Among legislative proposals for more progressive taxes, lawmakers consider regressive tax on sweetened beverages.

There’s been a lot of legislative discussion of new taxes this session. This is occurring against a backdrop of a balanced budget and a recession that has hit households and businesses hard. Most of the proposals – capital gains, estate, and wealth taxes – have been aimed at the wealthy. The assertions that the state tax structure is in need of progressive reform rest on some flawed analysis, but never mind that now. 

Departing from the tax-the-wealthy theme is a proposed tax on sweetened beverages. The Washington Research Council has a concise analysis:

SB 5371 would impose a statewide tax on distributors of sweetened beverages, with the intent to lower consumption of sweetened beverages and promote both foundational public health and health equity.

Under SB 5371, the tax rate would initially be 1.75 cents per fluid ounce. The rate would be increased by inflation each July 1. Distributors would be able to take a credit against the state tax due for the amount paid in sweetened beverage taxes to the City of Seattle.

The bill would create a “health equity account,” to which 60% of the new revenues would be directed. (The account would be “used to address social determinants of health in disproportionately impacted communities burdened by negative health outcomes.”)

The WRC points to the contradiction inherent in all “sin tax” policies.

Of course, the two purposes for the bill—to lower consumption and raise revenues for public health—are at odds. If such a tax is successful in reducing consumption, there would be fewer revenues for public health.

As WRC analyst Emily Makings writes, research on the effects of such taxes has been somewhat mixed. Experience in Washington has also shown the taxes to be unpopular.

In 2010, the Legislature imposed an excise tax on carbonated beverages at a rate of 2 cents per 12 ounces. Later that year, voters approved I-1107 (60.4% to 39.6%). Among other things, I-1107 repealed the carbonated beverage tax.

In 2018, I-1634 was approved 55.9% to 44.1%. It bans local taxes on groceries.

For that matter, most of the taxes under consideration this year are unpopular

Also of interest – to return to the progressive/regressive theme – beverage taxes fall hardest on lower and middle income taxpayers. The Tax Foundation reports,

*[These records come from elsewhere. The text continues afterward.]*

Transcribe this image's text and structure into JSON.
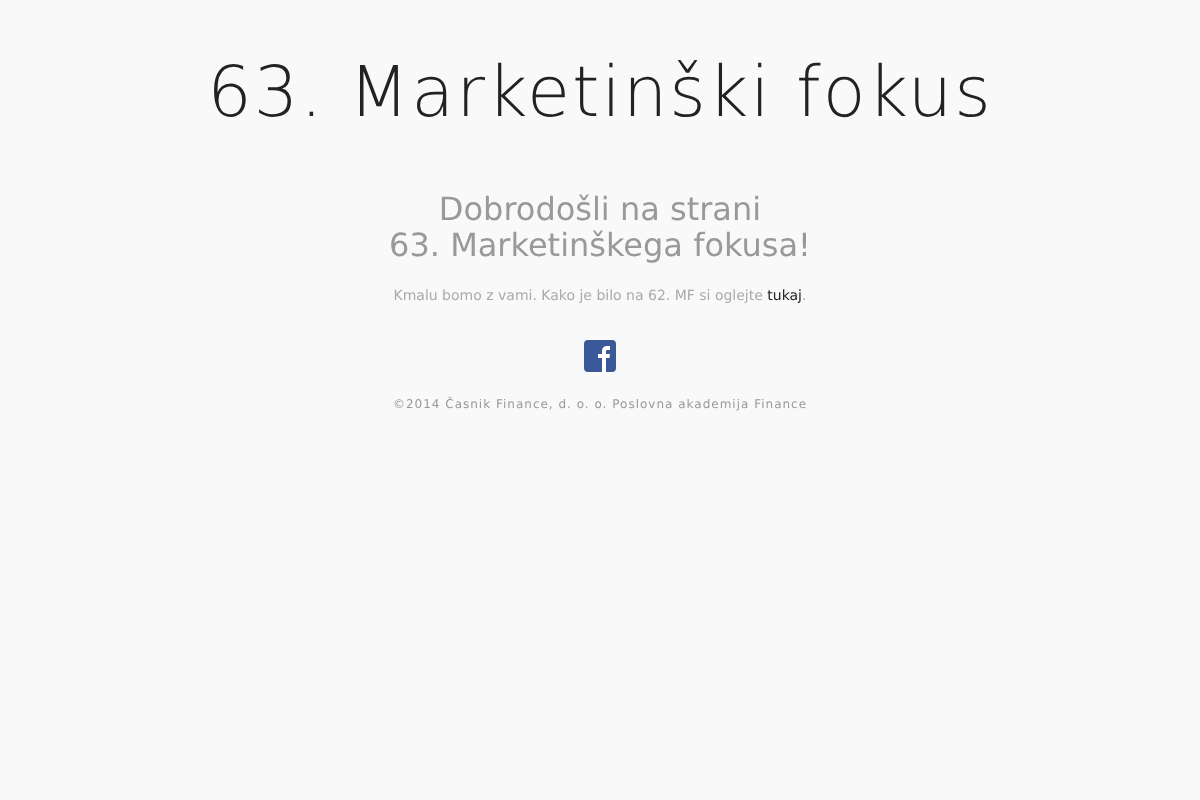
{
  "title": "63. Marketinški fokus",
  "welcome": [
    "Dobrodošli na strani",
    "63. Marketinškega fokusa!"
  ],
  "notice": {
    "text": "Kmalu bomo z vami. Kako je bilo na 62. MF si oglejte ",
    "link": "tukaj",
    "after": "."
  },
  "footer": "©2014 Časnik Finance, d. o. o. Poslovna akademija Finance"
}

Several U.S. cities in recent years have sought to expand their portfolio of taxes to include sugar-sweetened beverages (SSB) as a means to combat obesity, diabetes, and other diet-induced health problems. These reforms join the legacy of movements in behavior-correcting beverage taxes on alcohol and other “sin” products. Perhaps the most common complaint of these taxes, however, is their anticipated regressivity. For instance, Sen. Bernie Sanders (I-VT) presumed this in a 2016 op-ed against Philadelphia’s SSB tax, calling it “a regressive grocery tax that would disproportionately affect low-income and middle-class Americans.”[1]The views of these taxes stem from expectations of consumer expenditure patterns, and it seems likely that the spending on beverages as a percentage of income is likely to decline among high-income households. To the extent both these claims are true, taxes on SSBs perhaps represent the quintessential trade-off in tax policy between efficiency and equity.[2]

However, estimates on these expenditure profiles are lacking, and if regressivity is a concern it would be helpful to have some understanding of how regressive these taxes might be. This report seeks to contribute information on the income profiles of household expenditures and ounces of beverage for SSBs to better inform the public debate. More specifically, household purchases of sugar-sweetened beverages from 2004 to 2015 are examined for levels and trends according to their income profiles. Assuming that at least some share of such taxes would be passed on to consumers in the form of higher prices, the analysis demonstrates that any form such a tax may take will be regressively distributed among the consumers. Furthermore, the trends suggest that these expenditure profiles have become more regressive over recent years.

Much more in the TF analysis. The regressivity may not be a big deal in the overall consideration of the beverage tax and its role in state tax policy. But it merits a mention.